More than twenty-three organizations involved in criminal justice, faith, health care, housing, women’s, and youth issues jointly released an open letter to Governor Brown; Darrell Steinberg, President pro-tem of the California Senate; and Speaker John Perez in the wake of the latest court ruling. In it, they recognize that this moment has the potential to be a turning point for California’s badly flawed criminal justice system with its ever-increasing sentences and prison population, and sky-high recidivism rate.
They urge Governor Brown and state leaders to:
- Reduce the prison population to 137.5% of capacity required by the judicial ruling.
- Set in place measures to continue the downward trend in the prison population.
- Implement and expand good time credits.
- Consider parole for older or sick inmates.
- Implement the Alternative Custody Program.
- Ensure that the next Sentencing Commission is more representative of California’s population, rather than being composed mostly of individuals with law-enforcement backgrounds, and task it with aggressively reforming sentencing laws.
- Cancel all prison expansion plans.
- Bring home prisoners held in out-of-state prison facilities.
- Use the Recidivism Reduction Fund solely for reducing recidivism, not for funding prison expansion as at present.
- Set in place measures to help prevent future crimes.
- Remove barriers preventing ex-prisoners from accessing anti-poverty programs and public benefits.
- Use savings from reduced prison costs to fund community anti-poverty programs.
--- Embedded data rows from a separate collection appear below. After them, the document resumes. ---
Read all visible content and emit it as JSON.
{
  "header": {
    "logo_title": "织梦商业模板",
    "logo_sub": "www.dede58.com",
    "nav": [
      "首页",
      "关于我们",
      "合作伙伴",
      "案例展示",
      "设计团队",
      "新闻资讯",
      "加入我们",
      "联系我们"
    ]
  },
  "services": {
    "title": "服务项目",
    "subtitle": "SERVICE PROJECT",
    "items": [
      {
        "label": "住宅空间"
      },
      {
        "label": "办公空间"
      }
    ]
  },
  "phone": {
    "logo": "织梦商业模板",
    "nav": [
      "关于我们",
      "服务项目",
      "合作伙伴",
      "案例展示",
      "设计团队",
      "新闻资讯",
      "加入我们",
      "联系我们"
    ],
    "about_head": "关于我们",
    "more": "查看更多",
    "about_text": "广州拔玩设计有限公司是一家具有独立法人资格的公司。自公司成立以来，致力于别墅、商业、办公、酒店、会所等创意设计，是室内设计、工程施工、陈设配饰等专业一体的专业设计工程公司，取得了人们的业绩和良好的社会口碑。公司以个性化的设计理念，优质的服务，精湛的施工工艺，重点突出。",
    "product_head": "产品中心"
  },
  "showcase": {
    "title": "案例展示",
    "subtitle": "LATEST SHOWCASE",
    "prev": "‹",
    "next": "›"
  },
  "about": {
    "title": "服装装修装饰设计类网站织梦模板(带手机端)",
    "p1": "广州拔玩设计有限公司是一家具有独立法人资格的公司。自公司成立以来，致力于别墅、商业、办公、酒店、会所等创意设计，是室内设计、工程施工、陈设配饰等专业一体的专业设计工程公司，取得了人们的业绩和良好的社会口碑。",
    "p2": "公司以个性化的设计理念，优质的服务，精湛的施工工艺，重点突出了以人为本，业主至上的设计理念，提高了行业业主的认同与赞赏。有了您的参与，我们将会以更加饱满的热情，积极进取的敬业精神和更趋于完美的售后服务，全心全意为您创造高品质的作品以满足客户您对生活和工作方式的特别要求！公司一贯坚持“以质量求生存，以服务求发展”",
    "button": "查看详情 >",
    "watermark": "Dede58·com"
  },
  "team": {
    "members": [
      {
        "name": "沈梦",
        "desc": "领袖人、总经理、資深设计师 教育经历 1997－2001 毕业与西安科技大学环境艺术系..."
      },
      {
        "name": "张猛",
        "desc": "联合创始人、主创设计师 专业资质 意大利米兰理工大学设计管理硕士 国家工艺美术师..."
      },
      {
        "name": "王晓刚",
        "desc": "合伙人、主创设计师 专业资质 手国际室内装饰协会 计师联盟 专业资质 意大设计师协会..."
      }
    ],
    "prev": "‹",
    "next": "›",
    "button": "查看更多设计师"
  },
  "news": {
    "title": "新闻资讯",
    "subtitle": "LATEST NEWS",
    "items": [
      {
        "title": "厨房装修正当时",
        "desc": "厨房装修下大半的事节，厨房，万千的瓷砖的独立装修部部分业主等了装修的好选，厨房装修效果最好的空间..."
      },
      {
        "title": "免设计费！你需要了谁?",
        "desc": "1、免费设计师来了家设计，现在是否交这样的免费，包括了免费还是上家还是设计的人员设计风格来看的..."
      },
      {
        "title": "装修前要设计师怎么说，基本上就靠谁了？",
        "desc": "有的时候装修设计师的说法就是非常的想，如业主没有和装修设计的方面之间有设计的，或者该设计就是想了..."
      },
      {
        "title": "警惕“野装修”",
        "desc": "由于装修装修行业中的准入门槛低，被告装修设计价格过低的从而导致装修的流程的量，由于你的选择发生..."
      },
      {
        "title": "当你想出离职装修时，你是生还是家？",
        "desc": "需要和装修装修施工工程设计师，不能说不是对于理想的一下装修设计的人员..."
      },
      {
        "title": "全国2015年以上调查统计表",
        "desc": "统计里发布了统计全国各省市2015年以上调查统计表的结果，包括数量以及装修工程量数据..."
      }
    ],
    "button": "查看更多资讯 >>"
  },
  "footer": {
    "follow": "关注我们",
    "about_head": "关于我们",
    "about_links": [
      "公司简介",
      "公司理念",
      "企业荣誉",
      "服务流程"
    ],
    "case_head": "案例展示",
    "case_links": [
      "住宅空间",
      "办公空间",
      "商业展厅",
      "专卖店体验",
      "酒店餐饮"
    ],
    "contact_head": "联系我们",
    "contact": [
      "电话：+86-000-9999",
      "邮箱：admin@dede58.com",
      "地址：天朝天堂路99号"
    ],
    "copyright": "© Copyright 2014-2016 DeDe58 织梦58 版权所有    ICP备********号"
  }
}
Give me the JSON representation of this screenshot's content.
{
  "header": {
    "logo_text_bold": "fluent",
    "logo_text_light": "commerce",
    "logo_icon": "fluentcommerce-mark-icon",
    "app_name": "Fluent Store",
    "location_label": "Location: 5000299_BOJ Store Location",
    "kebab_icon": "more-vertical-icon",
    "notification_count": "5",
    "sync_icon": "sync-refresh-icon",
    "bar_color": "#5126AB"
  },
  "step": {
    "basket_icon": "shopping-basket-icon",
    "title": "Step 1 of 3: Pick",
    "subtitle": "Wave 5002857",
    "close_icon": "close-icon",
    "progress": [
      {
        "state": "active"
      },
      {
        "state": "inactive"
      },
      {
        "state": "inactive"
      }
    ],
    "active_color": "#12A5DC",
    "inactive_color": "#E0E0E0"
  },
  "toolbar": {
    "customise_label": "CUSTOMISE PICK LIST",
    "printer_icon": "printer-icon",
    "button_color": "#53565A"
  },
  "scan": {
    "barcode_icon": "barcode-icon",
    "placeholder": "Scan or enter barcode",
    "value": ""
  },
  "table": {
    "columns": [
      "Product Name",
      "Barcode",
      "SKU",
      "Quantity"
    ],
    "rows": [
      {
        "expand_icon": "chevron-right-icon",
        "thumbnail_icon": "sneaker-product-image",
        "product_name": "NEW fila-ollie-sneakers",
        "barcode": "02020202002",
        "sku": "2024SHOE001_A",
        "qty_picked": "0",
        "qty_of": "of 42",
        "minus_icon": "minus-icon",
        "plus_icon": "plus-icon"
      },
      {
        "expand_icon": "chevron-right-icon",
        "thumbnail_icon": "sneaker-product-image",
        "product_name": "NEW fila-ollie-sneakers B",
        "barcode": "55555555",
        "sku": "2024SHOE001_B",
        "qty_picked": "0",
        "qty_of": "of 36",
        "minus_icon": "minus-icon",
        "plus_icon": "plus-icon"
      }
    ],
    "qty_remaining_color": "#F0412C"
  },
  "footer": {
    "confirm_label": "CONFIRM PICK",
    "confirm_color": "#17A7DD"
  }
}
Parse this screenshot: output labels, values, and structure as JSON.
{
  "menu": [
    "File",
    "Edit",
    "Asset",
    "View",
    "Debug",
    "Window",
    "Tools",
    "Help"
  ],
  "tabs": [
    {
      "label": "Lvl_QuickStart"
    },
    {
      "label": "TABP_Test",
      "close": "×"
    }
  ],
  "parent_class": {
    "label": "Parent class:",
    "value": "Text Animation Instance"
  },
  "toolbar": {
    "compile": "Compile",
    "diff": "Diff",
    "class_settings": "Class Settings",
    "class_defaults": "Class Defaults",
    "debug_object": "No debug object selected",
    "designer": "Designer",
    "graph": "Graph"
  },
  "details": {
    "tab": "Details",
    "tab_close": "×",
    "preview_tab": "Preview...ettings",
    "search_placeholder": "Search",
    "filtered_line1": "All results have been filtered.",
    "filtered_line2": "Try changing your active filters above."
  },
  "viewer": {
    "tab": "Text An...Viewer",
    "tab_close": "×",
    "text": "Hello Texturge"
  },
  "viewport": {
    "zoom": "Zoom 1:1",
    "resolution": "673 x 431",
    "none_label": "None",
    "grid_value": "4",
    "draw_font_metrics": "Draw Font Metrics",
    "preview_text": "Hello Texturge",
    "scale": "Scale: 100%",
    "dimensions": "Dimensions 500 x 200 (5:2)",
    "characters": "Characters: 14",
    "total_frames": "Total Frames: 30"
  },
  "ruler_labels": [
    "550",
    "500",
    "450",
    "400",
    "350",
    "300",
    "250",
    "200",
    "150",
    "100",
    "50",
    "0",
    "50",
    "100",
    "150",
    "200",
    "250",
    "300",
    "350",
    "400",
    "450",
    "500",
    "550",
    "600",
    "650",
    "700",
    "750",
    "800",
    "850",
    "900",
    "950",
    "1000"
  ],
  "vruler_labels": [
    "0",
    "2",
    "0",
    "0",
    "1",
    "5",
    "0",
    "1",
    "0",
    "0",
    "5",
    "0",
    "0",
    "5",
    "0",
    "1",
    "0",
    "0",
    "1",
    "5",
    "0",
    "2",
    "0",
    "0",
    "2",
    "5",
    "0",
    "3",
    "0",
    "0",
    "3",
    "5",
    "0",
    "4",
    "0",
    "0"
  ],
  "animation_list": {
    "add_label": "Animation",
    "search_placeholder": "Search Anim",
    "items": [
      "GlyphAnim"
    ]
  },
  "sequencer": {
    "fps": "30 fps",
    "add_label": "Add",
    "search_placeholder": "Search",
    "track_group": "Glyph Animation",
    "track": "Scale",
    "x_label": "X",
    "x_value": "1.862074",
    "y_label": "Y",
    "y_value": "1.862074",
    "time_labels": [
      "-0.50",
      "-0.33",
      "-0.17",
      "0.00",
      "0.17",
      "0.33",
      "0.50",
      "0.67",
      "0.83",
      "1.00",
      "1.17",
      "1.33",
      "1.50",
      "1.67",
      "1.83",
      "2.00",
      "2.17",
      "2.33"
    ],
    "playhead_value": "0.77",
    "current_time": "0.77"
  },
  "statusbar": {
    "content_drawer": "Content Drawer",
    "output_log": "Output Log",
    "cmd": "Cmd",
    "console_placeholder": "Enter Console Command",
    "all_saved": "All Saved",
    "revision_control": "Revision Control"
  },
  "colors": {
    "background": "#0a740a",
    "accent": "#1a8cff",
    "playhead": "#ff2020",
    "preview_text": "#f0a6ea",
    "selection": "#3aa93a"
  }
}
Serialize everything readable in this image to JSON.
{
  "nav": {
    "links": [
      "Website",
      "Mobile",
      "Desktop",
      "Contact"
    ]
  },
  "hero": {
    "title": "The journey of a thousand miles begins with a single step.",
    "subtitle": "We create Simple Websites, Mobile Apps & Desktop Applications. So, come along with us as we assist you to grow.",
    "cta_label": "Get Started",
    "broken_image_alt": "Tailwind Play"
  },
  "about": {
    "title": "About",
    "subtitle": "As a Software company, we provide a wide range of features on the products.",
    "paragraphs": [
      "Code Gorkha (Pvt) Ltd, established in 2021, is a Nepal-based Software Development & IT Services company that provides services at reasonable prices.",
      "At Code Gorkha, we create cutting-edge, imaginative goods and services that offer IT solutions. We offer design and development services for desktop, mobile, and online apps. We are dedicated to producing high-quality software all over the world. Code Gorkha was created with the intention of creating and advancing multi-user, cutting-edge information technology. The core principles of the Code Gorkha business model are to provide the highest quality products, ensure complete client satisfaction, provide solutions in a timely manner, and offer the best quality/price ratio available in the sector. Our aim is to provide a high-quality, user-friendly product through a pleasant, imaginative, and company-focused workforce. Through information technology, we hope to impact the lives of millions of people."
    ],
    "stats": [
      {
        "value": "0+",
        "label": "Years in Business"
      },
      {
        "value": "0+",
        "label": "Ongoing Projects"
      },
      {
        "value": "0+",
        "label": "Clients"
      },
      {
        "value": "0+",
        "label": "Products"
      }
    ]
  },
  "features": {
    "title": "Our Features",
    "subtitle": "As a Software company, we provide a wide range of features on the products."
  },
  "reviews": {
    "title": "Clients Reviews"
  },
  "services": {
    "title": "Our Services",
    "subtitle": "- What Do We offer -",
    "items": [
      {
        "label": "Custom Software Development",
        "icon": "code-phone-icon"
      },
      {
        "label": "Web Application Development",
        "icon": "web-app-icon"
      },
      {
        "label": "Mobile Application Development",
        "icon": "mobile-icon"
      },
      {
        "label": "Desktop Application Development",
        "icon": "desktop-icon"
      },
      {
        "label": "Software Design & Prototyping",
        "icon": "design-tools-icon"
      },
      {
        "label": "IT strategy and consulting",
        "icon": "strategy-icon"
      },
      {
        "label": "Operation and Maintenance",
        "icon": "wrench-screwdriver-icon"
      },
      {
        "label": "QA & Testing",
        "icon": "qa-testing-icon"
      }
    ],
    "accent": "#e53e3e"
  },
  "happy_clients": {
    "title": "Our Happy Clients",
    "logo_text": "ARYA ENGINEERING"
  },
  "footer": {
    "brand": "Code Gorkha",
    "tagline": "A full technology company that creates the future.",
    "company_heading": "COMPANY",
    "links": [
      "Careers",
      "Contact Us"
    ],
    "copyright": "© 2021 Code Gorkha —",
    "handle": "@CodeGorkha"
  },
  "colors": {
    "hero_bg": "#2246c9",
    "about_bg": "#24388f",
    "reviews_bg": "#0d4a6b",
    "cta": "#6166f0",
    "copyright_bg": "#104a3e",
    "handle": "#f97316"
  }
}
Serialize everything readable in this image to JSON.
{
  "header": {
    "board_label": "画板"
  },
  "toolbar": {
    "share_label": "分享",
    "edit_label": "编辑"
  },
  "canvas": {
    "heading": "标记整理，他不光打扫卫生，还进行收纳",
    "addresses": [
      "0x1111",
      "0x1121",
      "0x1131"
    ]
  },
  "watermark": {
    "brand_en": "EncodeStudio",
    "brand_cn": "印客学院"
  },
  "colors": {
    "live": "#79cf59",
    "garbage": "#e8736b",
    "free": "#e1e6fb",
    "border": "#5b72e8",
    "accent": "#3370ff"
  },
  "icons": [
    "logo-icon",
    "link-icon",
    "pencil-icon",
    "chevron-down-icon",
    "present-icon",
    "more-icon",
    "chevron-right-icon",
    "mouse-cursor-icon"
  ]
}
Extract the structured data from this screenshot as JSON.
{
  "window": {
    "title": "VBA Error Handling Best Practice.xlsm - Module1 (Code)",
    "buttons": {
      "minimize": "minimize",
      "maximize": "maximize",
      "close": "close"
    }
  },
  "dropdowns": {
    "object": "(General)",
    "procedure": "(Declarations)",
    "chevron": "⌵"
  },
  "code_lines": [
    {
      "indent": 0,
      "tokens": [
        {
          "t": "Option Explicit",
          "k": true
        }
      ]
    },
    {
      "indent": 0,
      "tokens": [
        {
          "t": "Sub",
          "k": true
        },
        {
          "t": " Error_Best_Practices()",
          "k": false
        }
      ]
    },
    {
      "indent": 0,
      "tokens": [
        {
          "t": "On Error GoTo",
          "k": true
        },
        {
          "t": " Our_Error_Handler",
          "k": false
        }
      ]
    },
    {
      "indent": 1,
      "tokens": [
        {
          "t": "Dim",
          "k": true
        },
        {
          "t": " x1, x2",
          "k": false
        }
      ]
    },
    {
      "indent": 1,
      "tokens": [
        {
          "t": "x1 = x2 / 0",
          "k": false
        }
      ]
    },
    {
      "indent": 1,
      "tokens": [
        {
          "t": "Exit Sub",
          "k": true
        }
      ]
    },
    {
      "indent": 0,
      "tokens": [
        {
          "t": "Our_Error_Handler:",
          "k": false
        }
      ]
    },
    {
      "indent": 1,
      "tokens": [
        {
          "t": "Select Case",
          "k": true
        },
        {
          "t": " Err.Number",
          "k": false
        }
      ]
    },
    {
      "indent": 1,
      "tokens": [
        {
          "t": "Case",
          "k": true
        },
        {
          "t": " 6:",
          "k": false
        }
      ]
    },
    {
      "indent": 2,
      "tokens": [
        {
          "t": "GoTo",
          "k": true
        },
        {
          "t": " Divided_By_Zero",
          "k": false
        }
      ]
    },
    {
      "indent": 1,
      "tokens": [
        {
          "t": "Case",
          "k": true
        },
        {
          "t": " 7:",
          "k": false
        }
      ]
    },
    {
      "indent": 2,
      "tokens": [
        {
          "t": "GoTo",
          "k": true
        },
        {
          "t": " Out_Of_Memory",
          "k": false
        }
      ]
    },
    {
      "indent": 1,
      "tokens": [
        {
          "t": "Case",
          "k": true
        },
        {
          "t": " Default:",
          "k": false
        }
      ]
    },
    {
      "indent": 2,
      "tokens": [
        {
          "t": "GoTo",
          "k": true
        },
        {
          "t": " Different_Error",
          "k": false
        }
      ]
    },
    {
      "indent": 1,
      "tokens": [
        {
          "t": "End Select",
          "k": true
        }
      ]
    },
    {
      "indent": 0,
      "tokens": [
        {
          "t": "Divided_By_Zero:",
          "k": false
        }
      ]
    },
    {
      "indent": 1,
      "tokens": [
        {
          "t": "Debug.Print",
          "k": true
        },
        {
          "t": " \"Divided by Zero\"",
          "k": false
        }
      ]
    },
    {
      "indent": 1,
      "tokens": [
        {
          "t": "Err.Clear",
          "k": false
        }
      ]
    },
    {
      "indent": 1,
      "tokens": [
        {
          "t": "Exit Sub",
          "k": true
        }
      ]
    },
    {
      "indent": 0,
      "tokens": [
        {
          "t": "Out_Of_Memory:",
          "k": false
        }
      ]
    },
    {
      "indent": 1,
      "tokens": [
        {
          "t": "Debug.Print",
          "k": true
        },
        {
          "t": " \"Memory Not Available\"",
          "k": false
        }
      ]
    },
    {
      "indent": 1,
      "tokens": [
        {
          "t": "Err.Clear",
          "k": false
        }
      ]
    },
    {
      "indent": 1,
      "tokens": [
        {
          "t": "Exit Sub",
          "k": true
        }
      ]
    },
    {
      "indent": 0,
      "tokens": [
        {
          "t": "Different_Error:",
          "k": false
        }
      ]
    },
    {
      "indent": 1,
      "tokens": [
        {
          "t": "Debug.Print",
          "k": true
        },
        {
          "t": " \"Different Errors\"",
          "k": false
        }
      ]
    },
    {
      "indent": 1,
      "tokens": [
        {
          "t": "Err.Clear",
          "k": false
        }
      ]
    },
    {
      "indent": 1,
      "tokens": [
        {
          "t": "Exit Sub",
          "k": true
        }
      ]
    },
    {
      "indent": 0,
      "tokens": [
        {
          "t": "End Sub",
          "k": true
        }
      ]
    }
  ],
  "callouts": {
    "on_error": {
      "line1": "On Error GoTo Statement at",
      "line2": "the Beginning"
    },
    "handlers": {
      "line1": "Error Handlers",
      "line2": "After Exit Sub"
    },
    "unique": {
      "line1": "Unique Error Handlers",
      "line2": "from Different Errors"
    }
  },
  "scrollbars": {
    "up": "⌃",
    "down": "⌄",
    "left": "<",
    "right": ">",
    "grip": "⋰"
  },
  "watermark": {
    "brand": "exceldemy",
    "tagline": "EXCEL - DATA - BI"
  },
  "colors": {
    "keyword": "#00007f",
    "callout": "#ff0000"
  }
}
The current crisis represents a great opportunity for California if lawmakers and prison officials will seize it. The Pew Center estimated that California could save $233 million annually by cutting their recidivism rate by 10%. Give that their recidivism rate is 36% higher than the national average and that educational and rehabilitative programs can make dramatic cuts to that 44% national average, there is huge potential for the state to make major reductions in its prison population over time, save huge sums of money, and make communities safer.
So far state officials are making the right noises. Governor Brown declared that “The state now has the time and resources necessary to help inmates become productive members of society and make our communities safer,” whilst Senate President pro-tem Darrell Steinberg said, “We want to fundamentally redirect resources from just locking people up, to reducing recidivism by investing more in mental health, substance abuse, and re-entry.” Time will now tell if California’s leaders are finally serious about delivering a more effective and humane prison system, and curtailing the run-away incarceration of its citizens and consequent spiraling cost to taxpayers, or if they will continue to prevaricate and delay.